In addition to meaning "before" and "in front of," the "devant" of Devant l'abondance connotes the sense of passing in front of, or just outside, something. Abundance in this French phrase also carries the idiomatic sense of "parler d'abondance"-to improvise, to extemporize. It vacillates between a feeling of more than what is needed (French as an extra, bonus language) and needing to know more (making up for the deficiency of it not being a native tongue). This opens an alternate field of semantic possibility where the constraints are so numerous and demanding that in a strange way they may liberate.

For knowing the meaning of the words that appear is not the same as experiencing a meaning of them. This experience has an abstract quality, as if statement were a state to inhabit. The undercurrents of absurdity in the sound play recall Beckett-the obvious analogue for a non-French author writing in French-and there is a quality to the near puns and homonyms that conveys a self-reflexivity of wordplay, of words composing and recomposing themselves. The book evokes a feeling that there is something there, as if the words are falling into these places that are there, and that puns are crucial, if chance, gears for how words operate.

The work is more or less Chet Wiener's first book of poetry, which points to the significance of its composition not in English but in French. Even the chapbook that precedes it, Walk Dont Walk , with Potes & Poets Press, 1999, first appeared in French translation Marchez ne courez pas (Editions Créaphis and the Foundation Royaumont, collective translation directed by Anne Talvaz). Is the foreigner in some sense well-positioned to tackle the strange features of the adopted language?

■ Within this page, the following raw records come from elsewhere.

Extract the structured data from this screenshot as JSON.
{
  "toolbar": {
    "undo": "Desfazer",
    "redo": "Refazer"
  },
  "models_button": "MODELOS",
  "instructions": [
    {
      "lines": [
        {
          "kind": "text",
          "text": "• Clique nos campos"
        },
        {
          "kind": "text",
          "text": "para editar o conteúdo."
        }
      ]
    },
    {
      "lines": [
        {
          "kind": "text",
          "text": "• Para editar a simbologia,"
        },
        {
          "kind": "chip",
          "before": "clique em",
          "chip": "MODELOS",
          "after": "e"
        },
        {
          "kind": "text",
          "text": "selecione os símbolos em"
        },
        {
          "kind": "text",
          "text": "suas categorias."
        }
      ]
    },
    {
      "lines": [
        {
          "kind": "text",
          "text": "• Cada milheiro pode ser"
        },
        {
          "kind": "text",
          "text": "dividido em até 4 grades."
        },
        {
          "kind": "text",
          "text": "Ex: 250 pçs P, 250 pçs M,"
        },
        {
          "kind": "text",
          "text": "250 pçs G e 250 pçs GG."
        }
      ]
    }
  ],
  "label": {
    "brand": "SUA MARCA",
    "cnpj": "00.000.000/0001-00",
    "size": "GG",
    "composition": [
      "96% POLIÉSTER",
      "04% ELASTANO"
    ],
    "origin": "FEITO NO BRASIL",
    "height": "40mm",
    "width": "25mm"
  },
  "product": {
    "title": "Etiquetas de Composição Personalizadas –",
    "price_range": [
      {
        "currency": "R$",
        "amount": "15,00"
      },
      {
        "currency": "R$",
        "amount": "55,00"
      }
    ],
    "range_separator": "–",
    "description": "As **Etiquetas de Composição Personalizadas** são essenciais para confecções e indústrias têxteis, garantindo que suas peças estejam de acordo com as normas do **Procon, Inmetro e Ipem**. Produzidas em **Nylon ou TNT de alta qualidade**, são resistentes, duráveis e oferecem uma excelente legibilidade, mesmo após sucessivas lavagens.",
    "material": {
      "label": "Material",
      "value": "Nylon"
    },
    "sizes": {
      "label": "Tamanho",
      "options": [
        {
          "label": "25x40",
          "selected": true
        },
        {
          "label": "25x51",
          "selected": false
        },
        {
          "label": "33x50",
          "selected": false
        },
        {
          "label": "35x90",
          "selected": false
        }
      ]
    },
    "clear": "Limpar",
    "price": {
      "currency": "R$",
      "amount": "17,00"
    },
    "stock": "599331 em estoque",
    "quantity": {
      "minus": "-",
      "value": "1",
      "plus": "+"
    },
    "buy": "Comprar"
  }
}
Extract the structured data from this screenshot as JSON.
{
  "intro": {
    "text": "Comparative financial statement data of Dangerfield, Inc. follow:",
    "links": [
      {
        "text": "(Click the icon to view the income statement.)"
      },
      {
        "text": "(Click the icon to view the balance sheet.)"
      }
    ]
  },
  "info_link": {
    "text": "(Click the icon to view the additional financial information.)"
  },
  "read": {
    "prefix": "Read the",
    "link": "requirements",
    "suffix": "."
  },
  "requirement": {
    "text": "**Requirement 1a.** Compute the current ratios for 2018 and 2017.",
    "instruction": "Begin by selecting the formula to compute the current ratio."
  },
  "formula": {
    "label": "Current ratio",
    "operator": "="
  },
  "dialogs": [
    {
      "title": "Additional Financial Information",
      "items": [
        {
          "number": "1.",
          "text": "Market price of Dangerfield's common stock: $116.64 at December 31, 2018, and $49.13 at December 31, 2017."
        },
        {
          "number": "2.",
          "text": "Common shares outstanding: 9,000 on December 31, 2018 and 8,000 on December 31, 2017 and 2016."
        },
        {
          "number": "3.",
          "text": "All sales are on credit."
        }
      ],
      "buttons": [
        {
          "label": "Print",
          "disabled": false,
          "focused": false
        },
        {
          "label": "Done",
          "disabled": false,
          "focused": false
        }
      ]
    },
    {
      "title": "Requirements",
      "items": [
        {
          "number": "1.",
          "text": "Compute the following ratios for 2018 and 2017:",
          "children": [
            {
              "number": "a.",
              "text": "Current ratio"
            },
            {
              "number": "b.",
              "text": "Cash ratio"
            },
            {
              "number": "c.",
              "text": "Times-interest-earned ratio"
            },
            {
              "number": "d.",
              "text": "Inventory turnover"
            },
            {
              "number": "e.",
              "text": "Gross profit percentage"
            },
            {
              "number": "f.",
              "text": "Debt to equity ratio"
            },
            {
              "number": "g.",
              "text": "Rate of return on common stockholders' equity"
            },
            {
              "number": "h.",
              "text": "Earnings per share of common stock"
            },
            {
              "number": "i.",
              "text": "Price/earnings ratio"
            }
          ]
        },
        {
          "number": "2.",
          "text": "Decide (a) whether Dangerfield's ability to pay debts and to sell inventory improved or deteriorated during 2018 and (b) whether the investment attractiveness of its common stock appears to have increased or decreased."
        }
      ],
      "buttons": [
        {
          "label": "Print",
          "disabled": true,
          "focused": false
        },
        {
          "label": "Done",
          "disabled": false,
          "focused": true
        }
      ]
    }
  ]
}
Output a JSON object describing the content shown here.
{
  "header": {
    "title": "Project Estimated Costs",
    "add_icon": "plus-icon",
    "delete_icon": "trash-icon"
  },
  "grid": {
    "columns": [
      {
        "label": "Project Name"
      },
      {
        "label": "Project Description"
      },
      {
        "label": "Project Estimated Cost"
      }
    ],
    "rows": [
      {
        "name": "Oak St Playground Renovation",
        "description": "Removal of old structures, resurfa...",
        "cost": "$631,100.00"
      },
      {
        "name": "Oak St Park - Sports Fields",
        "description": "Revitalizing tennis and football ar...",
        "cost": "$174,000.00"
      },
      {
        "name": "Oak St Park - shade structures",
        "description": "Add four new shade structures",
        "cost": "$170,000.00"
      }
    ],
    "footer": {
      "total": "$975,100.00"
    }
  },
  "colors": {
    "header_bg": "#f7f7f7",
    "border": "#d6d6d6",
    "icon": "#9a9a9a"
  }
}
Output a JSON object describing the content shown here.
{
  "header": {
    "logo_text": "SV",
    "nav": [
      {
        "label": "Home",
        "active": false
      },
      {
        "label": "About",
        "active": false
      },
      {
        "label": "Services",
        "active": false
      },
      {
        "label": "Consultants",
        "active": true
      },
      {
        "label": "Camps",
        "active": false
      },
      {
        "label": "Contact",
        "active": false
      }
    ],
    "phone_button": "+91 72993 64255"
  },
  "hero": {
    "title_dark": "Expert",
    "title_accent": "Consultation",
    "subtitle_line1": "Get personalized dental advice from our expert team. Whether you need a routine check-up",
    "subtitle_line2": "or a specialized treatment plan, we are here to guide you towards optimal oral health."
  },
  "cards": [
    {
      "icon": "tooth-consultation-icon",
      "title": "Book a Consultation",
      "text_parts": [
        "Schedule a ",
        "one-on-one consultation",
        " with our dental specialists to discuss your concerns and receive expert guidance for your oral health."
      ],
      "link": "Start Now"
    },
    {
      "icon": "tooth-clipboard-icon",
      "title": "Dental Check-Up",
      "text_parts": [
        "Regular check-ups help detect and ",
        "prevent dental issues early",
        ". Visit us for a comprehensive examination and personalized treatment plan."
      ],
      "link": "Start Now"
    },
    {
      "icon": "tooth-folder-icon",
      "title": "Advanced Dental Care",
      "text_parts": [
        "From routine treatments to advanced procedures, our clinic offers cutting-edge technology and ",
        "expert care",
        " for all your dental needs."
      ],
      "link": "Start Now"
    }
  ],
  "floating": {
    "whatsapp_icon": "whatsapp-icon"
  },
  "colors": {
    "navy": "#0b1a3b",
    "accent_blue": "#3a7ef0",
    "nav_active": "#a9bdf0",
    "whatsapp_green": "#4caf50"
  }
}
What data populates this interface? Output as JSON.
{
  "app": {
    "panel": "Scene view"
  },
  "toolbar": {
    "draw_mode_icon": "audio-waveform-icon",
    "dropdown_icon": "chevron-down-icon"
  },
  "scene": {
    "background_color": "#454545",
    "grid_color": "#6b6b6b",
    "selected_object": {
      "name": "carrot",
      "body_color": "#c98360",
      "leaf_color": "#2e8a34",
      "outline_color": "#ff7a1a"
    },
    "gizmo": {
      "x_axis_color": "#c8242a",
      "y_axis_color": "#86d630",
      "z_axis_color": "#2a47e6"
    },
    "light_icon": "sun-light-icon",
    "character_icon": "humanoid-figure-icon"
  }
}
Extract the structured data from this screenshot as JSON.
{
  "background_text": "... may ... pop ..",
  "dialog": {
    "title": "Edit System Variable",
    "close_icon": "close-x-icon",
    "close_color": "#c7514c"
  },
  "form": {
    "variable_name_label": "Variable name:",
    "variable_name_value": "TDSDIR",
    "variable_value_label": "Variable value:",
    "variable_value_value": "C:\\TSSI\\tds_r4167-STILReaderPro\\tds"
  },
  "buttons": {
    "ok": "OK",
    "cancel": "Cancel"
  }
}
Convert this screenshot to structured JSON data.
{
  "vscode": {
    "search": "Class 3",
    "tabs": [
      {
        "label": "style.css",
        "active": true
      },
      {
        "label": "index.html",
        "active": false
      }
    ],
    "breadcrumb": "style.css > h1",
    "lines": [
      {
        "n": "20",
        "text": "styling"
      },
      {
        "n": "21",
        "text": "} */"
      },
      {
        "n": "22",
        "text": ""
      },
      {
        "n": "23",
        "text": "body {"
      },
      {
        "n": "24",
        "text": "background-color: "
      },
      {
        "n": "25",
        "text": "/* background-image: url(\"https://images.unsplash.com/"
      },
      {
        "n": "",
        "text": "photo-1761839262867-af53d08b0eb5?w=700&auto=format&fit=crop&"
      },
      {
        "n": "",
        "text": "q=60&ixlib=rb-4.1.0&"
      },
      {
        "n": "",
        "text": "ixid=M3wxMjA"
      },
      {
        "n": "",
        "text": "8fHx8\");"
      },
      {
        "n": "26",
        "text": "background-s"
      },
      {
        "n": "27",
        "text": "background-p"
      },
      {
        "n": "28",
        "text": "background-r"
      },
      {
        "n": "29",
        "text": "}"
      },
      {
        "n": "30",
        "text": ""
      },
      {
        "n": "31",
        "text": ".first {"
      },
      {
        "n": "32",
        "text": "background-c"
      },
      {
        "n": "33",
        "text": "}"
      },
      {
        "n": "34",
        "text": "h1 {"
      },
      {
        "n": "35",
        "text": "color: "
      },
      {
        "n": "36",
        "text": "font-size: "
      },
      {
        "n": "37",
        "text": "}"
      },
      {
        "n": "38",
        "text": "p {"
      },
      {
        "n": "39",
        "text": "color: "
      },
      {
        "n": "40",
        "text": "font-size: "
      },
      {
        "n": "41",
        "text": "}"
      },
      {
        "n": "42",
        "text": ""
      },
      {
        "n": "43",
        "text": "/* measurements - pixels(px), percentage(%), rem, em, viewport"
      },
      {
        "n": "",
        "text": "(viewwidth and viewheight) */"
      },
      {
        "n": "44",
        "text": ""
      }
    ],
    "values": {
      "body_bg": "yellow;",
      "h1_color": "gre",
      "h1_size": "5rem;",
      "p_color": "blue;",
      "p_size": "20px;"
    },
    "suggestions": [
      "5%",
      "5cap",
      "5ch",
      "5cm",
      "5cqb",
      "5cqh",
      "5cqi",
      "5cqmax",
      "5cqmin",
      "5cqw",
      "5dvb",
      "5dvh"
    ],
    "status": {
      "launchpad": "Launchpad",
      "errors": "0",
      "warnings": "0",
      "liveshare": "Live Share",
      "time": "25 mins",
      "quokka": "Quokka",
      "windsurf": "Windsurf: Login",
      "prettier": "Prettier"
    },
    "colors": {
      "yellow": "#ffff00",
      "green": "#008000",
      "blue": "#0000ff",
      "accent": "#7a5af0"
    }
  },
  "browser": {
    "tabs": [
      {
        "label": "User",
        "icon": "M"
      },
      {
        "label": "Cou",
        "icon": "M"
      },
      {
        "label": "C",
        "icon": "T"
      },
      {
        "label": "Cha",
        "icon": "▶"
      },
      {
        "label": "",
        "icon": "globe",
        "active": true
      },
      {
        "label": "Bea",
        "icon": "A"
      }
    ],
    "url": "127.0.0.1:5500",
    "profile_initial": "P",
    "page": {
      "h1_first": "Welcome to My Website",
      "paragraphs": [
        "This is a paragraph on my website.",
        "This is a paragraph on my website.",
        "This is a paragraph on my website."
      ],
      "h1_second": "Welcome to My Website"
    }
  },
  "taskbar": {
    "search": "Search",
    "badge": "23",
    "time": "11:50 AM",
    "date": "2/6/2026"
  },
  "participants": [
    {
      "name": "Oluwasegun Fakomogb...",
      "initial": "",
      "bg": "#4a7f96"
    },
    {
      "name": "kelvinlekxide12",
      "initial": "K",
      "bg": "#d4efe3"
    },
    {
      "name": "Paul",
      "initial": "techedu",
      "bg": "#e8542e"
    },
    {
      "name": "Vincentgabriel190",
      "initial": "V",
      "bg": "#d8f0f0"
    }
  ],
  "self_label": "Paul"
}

If there were a dictionary of common usage, the vocabulary Chet Wiener uses would be at the outer edges. A conversation between the publisher of Devant l'abondance and another native French speaker transpired over the meaning of the word "verboquet," from one of the poem titles, "Diriger le verboquet." "Verboquet" means, literally, a rigging that serves to guide and stabilize the load that one hoists (cordage qui sert à guider et stabilizer un fardeau que l'on hisse). To be a French speaker does not mean you will recognize the French that this book employs. Readers of French of whatever native language are asked to feel the massive formal nature of the project, to hear "verb bouquet" as an arrangement of verbs as well as a technical movement of construction.

The book's style formally echoes and extends French 16 h -Century writers Ronsard and Montaigne (the latter the subject of the author's doctoral work), and the rhetorical pivoting and elegant constructions are relatives, however distant, of the poetry of Maurice Scève. The sense of play with constraint and chance also draws from OuLiPo, the literary group founded in 1960 that to this day has sessions of humorous verbal ingenuity held to strict arbitrary limits. There are also resonances with the poet's contemporaries in France, such as the rhetorical positioning of questions, pauses, and statements one hears in Philippe Beck's Dernière mode familiale (Flammarion, 2000), or the momentum of repeating verbal constructions that elegantly subsumes the (anti)aesthetic power of proper names and referents in Pierre Alferi's Kub Or (P.O.L., 1994).


Chet Wiener is also a photographer, and his photographs taken of an immense construction site at Charles de Gaulle Airport, as well sites in Paris and elsewhere, are composed of highly detailed color-coded technical parts, workers, and steel-lifters. The series exposes machines of countless minute details of equalized importance. The views are angled from above, apart and yet partaking, of a zone-in the airport, the place of arrival and of departure. Devant l'abondance opens with an imperative, a possible line of departure, also of arrival: "Si c'est ca que tu fais, fais-le." If that is what you do, do it. Of course it is unusual that this is the thing you would be doing. But if it what you are doing, why not, there is abandon in that abundance: fais-le.